Golf has always been his passion but it took guts to abandon a safe job at NASA for the vagaries of the golf business and like any good short game, it took plenty of perseverance too.
“I took one year’s leave of absence and lost every dime I had and mortgaged my house and both cars,” Pelz explains. “I lost quite a bit but in having as much fun as I did when losing money, I told myself that if I can make a living in golf, I will have one of the most fantastic careers and an enjoyable life.”
The philosophy behind Killeen Castle is not only to provide a five-star facility that will give the members of the golf club years of golfing pleasure but also to attract visitors from every corner of the globe to one of the most spectacularly beautiful corners of Ireland.
Situated in an impressively appointed building just a short stroll from the five-star clubhouse, the school has every conceivable facility for improving your short game from practice greens, covered teaching bays and video analysis suites to pitching greens, practice bunkers and putting greens.
I explain to Pelz that I had thoroughly enjoyed my day’s instruction under the watchful eyes of Jussi Pitkanen and Conor Devery. But he was not surprised to hear that I was soon back at my old habits, three-putting, thinning bunker shots and sending wedge shots rocketing over greens.
“Nobody us going to give it to you in golf,” he says. “That is the wonderful thing about this great game. It only takes a little bit of effort at home - 10 minutes a day, four days a week. If you are not willing to do that don’t complain about it. Once every six months is not going to work. You have to train the muscle tone and the feel.”
Compared to hitting a 300 yard drive, which is beyond the physical talents of most people, the short game requires little athletic ability and lots of practice. It’s what makes Phil Mickelson so much better than the rest of us.
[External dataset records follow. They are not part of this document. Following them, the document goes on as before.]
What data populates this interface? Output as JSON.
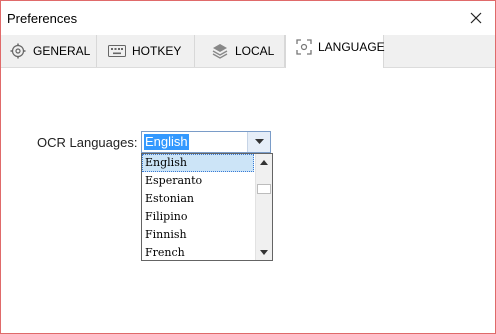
{
  "window": {
    "title": "Preferences"
  },
  "tabs": [
    {
      "label": "GENERAL",
      "icon": "gear-icon"
    },
    {
      "label": "HOTKEY",
      "icon": "keyboard-icon"
    },
    {
      "label": "LOCAL",
      "icon": "layers-icon"
    },
    {
      "label": "LANGUAGE",
      "icon": "scan-frame-icon",
      "active": true
    }
  ],
  "ocr": {
    "label": "OCR Languages:",
    "selected_value": "English",
    "options": [
      "English",
      "Esperanto",
      "Estonian",
      "Filipino",
      "Finnish",
      "French"
    ]
  },
  "colors": {
    "selection_highlight": "#3399ff",
    "list_selected_bg": "#cce4f7",
    "window_border": "#e06a6a"
  }
}
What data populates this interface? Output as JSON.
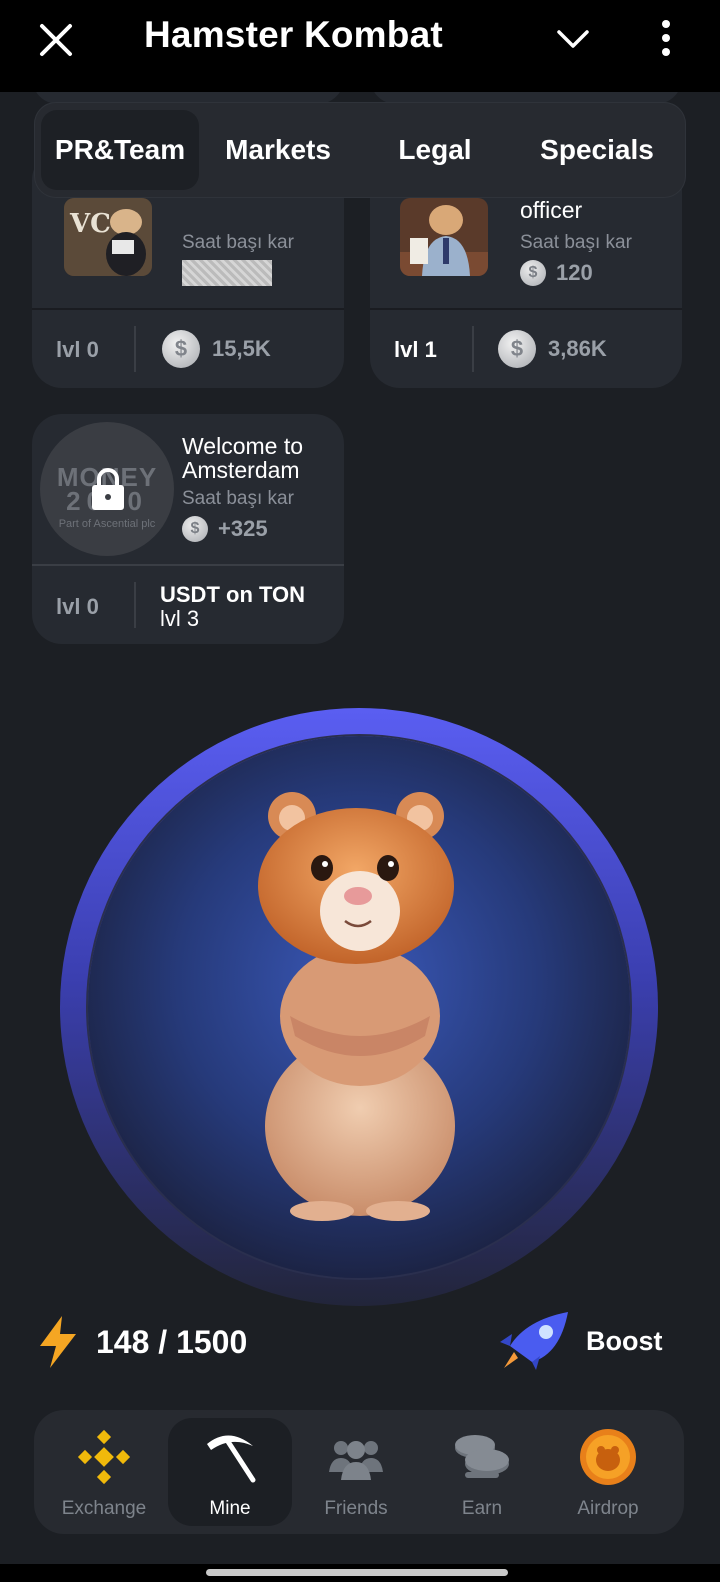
{
  "app": {
    "title": "Hamster Kombat"
  },
  "tabs": [
    {
      "label": "PR&Team",
      "active": true
    },
    {
      "label": "Markets",
      "active": false
    },
    {
      "label": "Legal",
      "active": false
    },
    {
      "label": "Specials",
      "active": false
    }
  ],
  "cards": [
    {
      "name": "",
      "profit_label": "Saat başı kar",
      "profit": "",
      "level": "lvl 0",
      "cost": "15,5K",
      "locked": false
    },
    {
      "name": "officer",
      "profit_label": "Saat başı kar",
      "profit": "120",
      "level": "lvl 1",
      "cost": "3,86K",
      "locked": false
    },
    {
      "name": "Welcome to Amsterdam",
      "logo_text": [
        "MONEY",
        "2020",
        "Part of Ascential plc"
      ],
      "profit_label": "Saat başı kar",
      "profit": "+325",
      "level": "lvl 0",
      "requirement": "USDT on TON",
      "requirement_level": "lvl 3",
      "locked": true
    }
  ],
  "energy": {
    "current": "148",
    "max": "1500",
    "display": "148 / 1500"
  },
  "boost": {
    "label": "Boost"
  },
  "nav": [
    {
      "label": "Exchange",
      "icon": "binance-icon",
      "active": false
    },
    {
      "label": "Mine",
      "icon": "pickaxe-icon",
      "active": true
    },
    {
      "label": "Friends",
      "icon": "friends-icon",
      "active": false
    },
    {
      "label": "Earn",
      "icon": "coins-icon",
      "active": false
    },
    {
      "label": "Airdrop",
      "icon": "airdrop-coin-icon",
      "active": false
    }
  ],
  "colors": {
    "background": "#1c1f24",
    "card": "#262a31",
    "accent_ring": "#5a5ef2",
    "energy": "#f5a623"
  }
}
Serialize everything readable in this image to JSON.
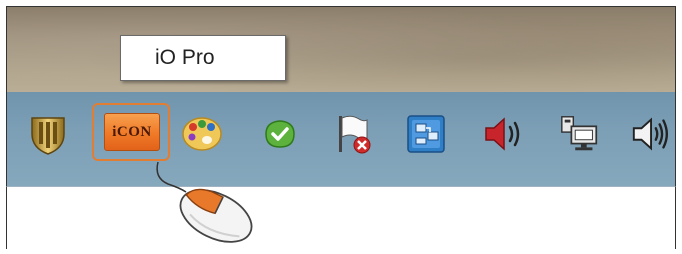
{
  "tooltip": {
    "text": "iO Pro"
  },
  "tray": {
    "icons": [
      {
        "name": "security-shield-icon",
        "color": "#c9a43c"
      },
      {
        "name": "icon-io-pro-icon",
        "label": "iCON",
        "color": "#ef7a27"
      },
      {
        "name": "color-palette-icon",
        "color": "#e9c54a"
      },
      {
        "name": "green-check-icon",
        "color": "#57a93a"
      },
      {
        "name": "action-center-flag-icon",
        "color": "#d02b2b"
      },
      {
        "name": "network-adapter-icon",
        "color": "#2f7fc6"
      },
      {
        "name": "volume-muted-icon",
        "color": "#c21f25"
      },
      {
        "name": "network-computer-icon",
        "color": "#3a3a3a"
      },
      {
        "name": "volume-speaker-icon",
        "color": "#3a3a3a"
      }
    ]
  },
  "pointer": {
    "name": "mouse-illustration",
    "accent_color": "#e8792a"
  }
}
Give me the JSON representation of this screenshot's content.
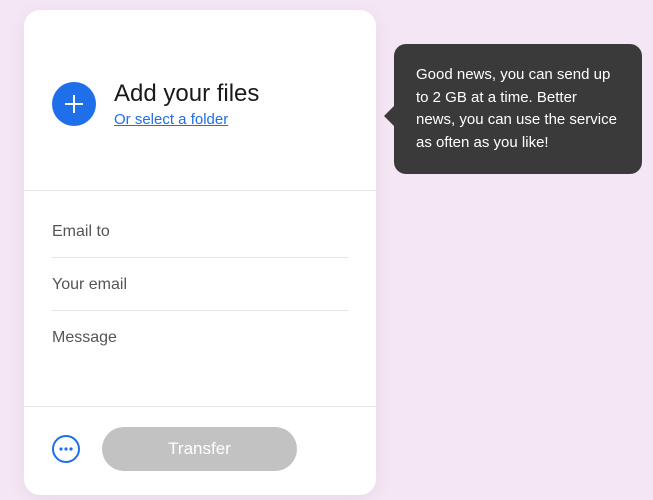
{
  "upload": {
    "title": "Add your files",
    "folder_link": "Or select a folder"
  },
  "fields": {
    "email_to_placeholder": "Email to",
    "your_email_placeholder": "Your email",
    "message_placeholder": "Message",
    "email_to_value": "",
    "your_email_value": "",
    "message_value": ""
  },
  "footer": {
    "transfer_label": "Transfer"
  },
  "tooltip": {
    "text": "Good news, you can send up to 2 GB at a time. Better news, you can use the service as often as you like!"
  },
  "colors": {
    "accent": "#1f6feb",
    "card_bg": "#ffffff",
    "page_bg": "#f5e6f5",
    "tooltip_bg": "#3a3a3a",
    "disabled_button": "#c2c2c2"
  }
}
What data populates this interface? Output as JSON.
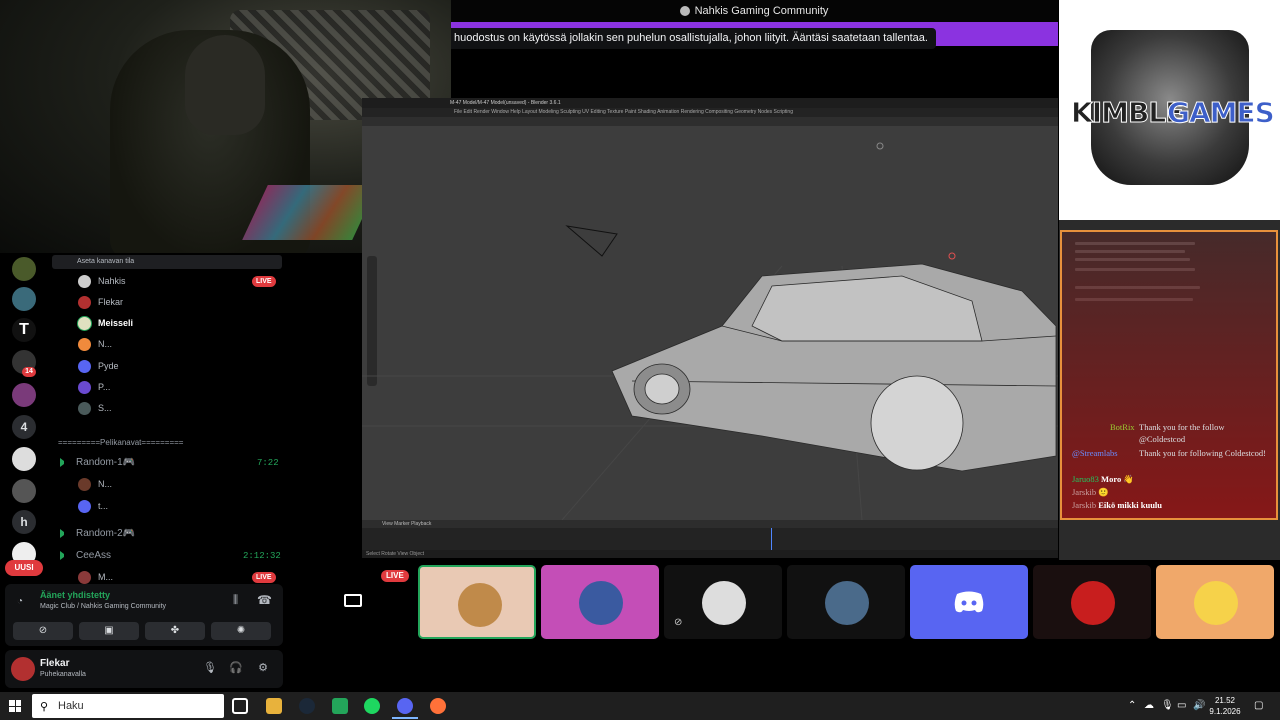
{
  "topbar": {
    "server_title": "Nahkis Gaming Community"
  },
  "notice": {
    "text": "huodostus on käytössä jollakin sen puhelun osallistujalla, johon liityit. Ääntäsi saatetaan tallentaa."
  },
  "servers": {
    "badge_count": "14",
    "number_item": "4",
    "letter_item": "h",
    "new_label": "UUSI"
  },
  "channels": {
    "set_status": "Aseta kanavan tila",
    "voice_users": [
      "Nahkis",
      "Flekar",
      "Meisseli",
      "N...",
      "Pyde",
      "P...",
      "S..."
    ],
    "live_label": "LIVE",
    "category": "=========Pelikanavat=========",
    "list": [
      {
        "name": "Random-1🎮",
        "time": "7:22"
      },
      {
        "name": "Random-2🎮",
        "time": ""
      },
      {
        "name": "CeeAss",
        "time": "2:12:32"
      }
    ],
    "random1_users": [
      "N...",
      "t..."
    ],
    "ceeass_users": [
      "M..."
    ]
  },
  "voice_panel": {
    "title": "Äänet yhdistetty",
    "subtitle": "Magic Club / Nahkis Gaming Community"
  },
  "user_panel": {
    "name": "Flekar",
    "status": "Puhekanavalla"
  },
  "blender": {
    "title": "M-47 Model/M-47 Model(unsaved) - Blender 3.6.1",
    "menu": "File  Edit  Render  Window  Help   Layout  Modeling  Sculpting  UV Editing  Texture Paint  Shading  Animation  Rendering  Compositing  Geometry Nodes  Scripting",
    "timeline_menu": "View   Marker   Playback",
    "status": "Select     Rotate View     Object"
  },
  "logo": {
    "part1": "KIMBLE",
    "part2": "GAMES"
  },
  "chat": [
    {
      "user": "BotRix",
      "user_color": "#9acd32",
      "message": "Thank you for the follow @Coldestcod"
    },
    {
      "user": "@Streamlabs",
      "user_color": "#6a8cff",
      "message": "Thank you for following Coldestcod!"
    },
    {
      "user": "Jaruo83",
      "user_color": "#22c55e",
      "message": "Moro 👋"
    },
    {
      "user": "Jarskib",
      "user_color": "#c9a0a0",
      "message": "🙂"
    },
    {
      "user": "Jarskib",
      "user_color": "#c9a0a0",
      "message": "Eikö mikki kuulu"
    }
  ],
  "tiles": {
    "live_label": "LIVE"
  },
  "taskbar": {
    "search_placeholder": "Haku",
    "time": "21.52",
    "date": "9.1.2026"
  },
  "colors": {
    "discord_blurple": "#5865f2",
    "live_red": "#e03a3e",
    "voice_green": "#23a55a",
    "purple_banner": "#8b33e0"
  }
}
“Well, he knows how to hit all the shots,” Pelz concedes. “But Phil is not great in any sport except golf because he has worked so hard in golf. Golf is not what you are capable of. It is what you have internalised.”
It is hours of practice that makes Mickelson as good as he is and Pelz gives an example of just how competitive and hard-working the Californian can be.
“One of our little drills is getting up and down out of sand,” Pelz says. “You start off by hitting 30 sand shots with good lies. But you can’t get out of the bunker until you hit three in a row within three feet. That’s what we call the closer of this drill.
“So I started working with Mickelson in January 2004 and at that time the most any pro had done, including Tom Kite and seven major winners, was eight in a row. So I give this drill to Phil and immediately he wants to beat eight.
“In 2004 the most he ever did was 10. In 2005 he set the record at 15. In 2006 he got it up to 20. And in 2008 he got it up to 23. The second most is still eight. Now that is how good Phil Mickelson is when he gets in the groove. He hasn’t beaten 23 yet this year, but I wouldn’t put it past him.”
[Killeen Castle - Membership information]
Initiation fee - Individuals €5,000. Family €10,000.
Annual dues (exclusive of VAT at 13.5 percent)
Individual €3,850. Family €7,000. Juvenile Under 18, €500. Under 24, €750. Under 30, €1,250.
Initiation fee - €30,000
Annual dues - €9,500 (up to and including Primary and 2 nominees).
Annual dues - €2,825 (3rd nominee). Exclusive of VAT at 13.5 percent.
Initiation fee - €3,000
Annual dues - €2,500 exclusive of VAT at 13.5 percent.